    If it’s any consolation, a Moldovan acquaintance of mine gave the distinct impression that Romania was a step up from his homeland. It is still dreadful that a country such as this could be run in such a way.

    I am oddly reminded of a situation in the 1960s when under Ceausescu, Romania repeatedly defied the Soviets. They did not take part in the invasion of Czechoslovakia, they denounced it, and also bought some French helicopters and refused to let the Soviets examine them, and generally made a nuisance of themselves. Viktor Suvorov (ex-GRU) wrote of one Soviet Army commander who mobilised his forces to invade without waiting for orders, for which he was summarily dealt with. The reason why Romania got a pass? No Soviet citizen would dream of swapping life in the USSR for life in Romania, where the Cult of Personality flourished. But the smallest chink of freedom in Prague had to be snuffed out, despite the public proclamations of loyalty to the Socialist Order from Dubček.

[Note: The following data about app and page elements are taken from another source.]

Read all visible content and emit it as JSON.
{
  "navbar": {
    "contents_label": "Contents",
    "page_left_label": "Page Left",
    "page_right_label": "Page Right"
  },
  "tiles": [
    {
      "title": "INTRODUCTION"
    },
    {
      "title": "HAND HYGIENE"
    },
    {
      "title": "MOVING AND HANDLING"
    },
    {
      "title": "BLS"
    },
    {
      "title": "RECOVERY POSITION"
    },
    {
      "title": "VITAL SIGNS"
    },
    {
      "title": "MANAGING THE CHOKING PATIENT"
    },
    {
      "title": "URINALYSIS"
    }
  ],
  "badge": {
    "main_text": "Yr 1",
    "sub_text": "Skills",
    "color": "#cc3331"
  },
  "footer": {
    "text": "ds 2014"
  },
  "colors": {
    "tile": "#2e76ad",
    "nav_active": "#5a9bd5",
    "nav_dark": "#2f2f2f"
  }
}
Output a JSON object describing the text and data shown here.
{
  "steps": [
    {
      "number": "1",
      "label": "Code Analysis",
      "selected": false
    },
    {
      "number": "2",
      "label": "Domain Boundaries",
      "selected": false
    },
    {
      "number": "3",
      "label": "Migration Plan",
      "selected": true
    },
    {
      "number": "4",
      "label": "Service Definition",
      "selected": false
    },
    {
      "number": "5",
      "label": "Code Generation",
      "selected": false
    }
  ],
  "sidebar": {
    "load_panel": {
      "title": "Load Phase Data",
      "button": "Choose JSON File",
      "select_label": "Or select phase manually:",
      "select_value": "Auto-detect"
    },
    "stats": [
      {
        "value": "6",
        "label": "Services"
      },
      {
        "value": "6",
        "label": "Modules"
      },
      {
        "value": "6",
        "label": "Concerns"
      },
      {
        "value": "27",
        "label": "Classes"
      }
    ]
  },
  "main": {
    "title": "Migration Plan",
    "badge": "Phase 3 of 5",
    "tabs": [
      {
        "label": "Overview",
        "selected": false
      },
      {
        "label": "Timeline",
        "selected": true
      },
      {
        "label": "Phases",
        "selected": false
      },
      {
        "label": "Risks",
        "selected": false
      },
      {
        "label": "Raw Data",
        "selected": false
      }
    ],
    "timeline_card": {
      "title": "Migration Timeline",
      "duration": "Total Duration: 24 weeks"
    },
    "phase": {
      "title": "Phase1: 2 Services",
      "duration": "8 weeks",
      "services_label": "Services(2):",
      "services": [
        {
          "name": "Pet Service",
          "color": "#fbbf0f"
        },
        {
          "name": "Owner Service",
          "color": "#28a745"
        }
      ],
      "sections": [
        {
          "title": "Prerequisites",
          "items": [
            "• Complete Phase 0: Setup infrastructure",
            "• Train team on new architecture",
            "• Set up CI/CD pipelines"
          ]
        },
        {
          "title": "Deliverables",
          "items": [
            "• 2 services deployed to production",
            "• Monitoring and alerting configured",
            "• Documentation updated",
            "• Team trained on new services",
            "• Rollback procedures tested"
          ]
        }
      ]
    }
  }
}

    So perhaps the reason why the EU says nothing is that Romania is not a threat to the established order, it makes no noises about the EU and its plans. Poland, however, says the unsayable, and does the unthinkable.

  • Laird

    “A better class of crooks, if you will.”

    I’m not sure that is an improvement. At some level it’s useful to clearly understand that you’re dealing with crooks, and that the crooks don’t pretend to be something else.

  • Mr Ed (February 1, 2018 at 2:56 pm): “… The reason why Romania got a pass? No Soviet citizen would dream of swapping life in the USSR for life in Romania. … But the smallest chink of freedom in Prague had to be snuffed out … the reason why the EU says nothing is that Romania is not a threat to the established order, it makes no noises about the EU and its plans. Poland, however, says the unsayable, and does the unthinkable.”

    This is spot on, both as regards keeping the soviets off their backs in the past and the EU off their backs in the present. This method (of serving ‘allies’ poltical points and so gaining freedom to serve the selfish points of whoever rules Romania) was used even earlier. Antonescu started murdering Jews before Hitler told him to, thus gaining immense brownie points with the Fuhrer.

  • Alisa

    both as regards keeping the soviets off their backs in the past and the EU off their backs in the present

    If Poland is so unhappy in the EU, why doesn’t it leave? And why was it so keen to join in the first place?

  • Alisa (February 2, 2018 at 11:40 am), it may be rather that the EU is unhappy with Poland and Poland is not that unhappy with such EU funds as it receives provided it can tell the EU to get stuffed as regards diminishing Poland’s effective sovereignty. As a large net contributor to the EU with a weak-kneed and/or compliant government, the UK electorate had every reason to vote for Brexit. The Poles may feel that their government is strong-willed enough to resist things they’d really dislike whatever the formal right of the EU to order them.

    There is an analogy with the time of the reformation: that the weak German states’ governments were less able to resist the papacy that the strong English and French ones is sometimes seen as a reason why the reformation began with Luther.

  • Alisa

    Thanks Niall, that makes sense.